Glasgow deleted the screenshots from his Twitter on Feb. 22. He said he decided to remove the post after having multiple conversations with leadership and receiving a personal apology from Kelley that he felt was genuine. He said he stood behind his decision to publicize the comments and that those still angry were valid.
Jada Hudson, one of the student senators who co-sponsored the standardized testing bill, says she believes in creating a student body that is representative of everyone in South Carolina.
“I think that we need to push and advocate for women leaders, for feminine men to be leaders, I think that that sort of representation is good,” Hudson said. “Turning Point is not going to stop me from being a student leader, I'll say that.”
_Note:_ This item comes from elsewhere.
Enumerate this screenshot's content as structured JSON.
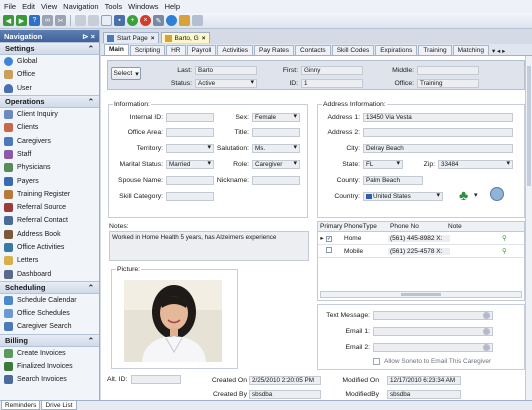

Hudson also warned against using the situation as a prop for Student Government campaigns, after several Student Government candidates posted responses to the screenshots on social media.
The messages prompted many reactions on social media from students, Student Government officials and campus organizations.
Glasgow said there have been responses detailing how these messages reflect the experience of many minority students at the university.
In a statement university spokesperson Jeff Stensland provided to The Daily Gamecock on Feb. 23, the university said it had received multiple complaints in regards to the messages in the screenshots and had begun "the process of exploring the allegations." The statement said federal privacy laws prevented the university from sharing any further details.
"On our campus, Constitutionally protected speech is never infringed upon. We do wish to remind all students that civil discourse, which is central to our university’s values and mission, should be rooted in respecting the dignity of all persons, while striving to learn from differences in people, ideas and opinions," the statement said.
The university said it could facilitate constructive dialogue between the affected parties and that these parties had "already begun that process."
USC’s NAACP Chapter released a statement suggesting the university censure or dissolve Turning Point and that Kelley no longer be a part of the student senate.
Glasgow said that though he had personally forgiven her, he still hoped Kelley would resign.
Current Speaker of the Student Senate, Morgiana McDevitt, said “very, very serious” conversations were being had within senate as well as with university administration to decide on a course of action. McDevitt said the first she saw of the screenshots was when they were posted on social media.
“What's tough about when things are posted to social media and brought to the attention of the public, is the public then asks for a response, many different responses, without knowing oftentimes the context of what actually happened, or what can happen,” McDevitt said. “There's no laws being broken that are constituted and written down in our codes that can really guide anything but growth and learning from what happened.”
McDevitt said she was taking the issue very seriously and that she has had “probably some of the hardest conversations of my life” in the days since the screenshots were released.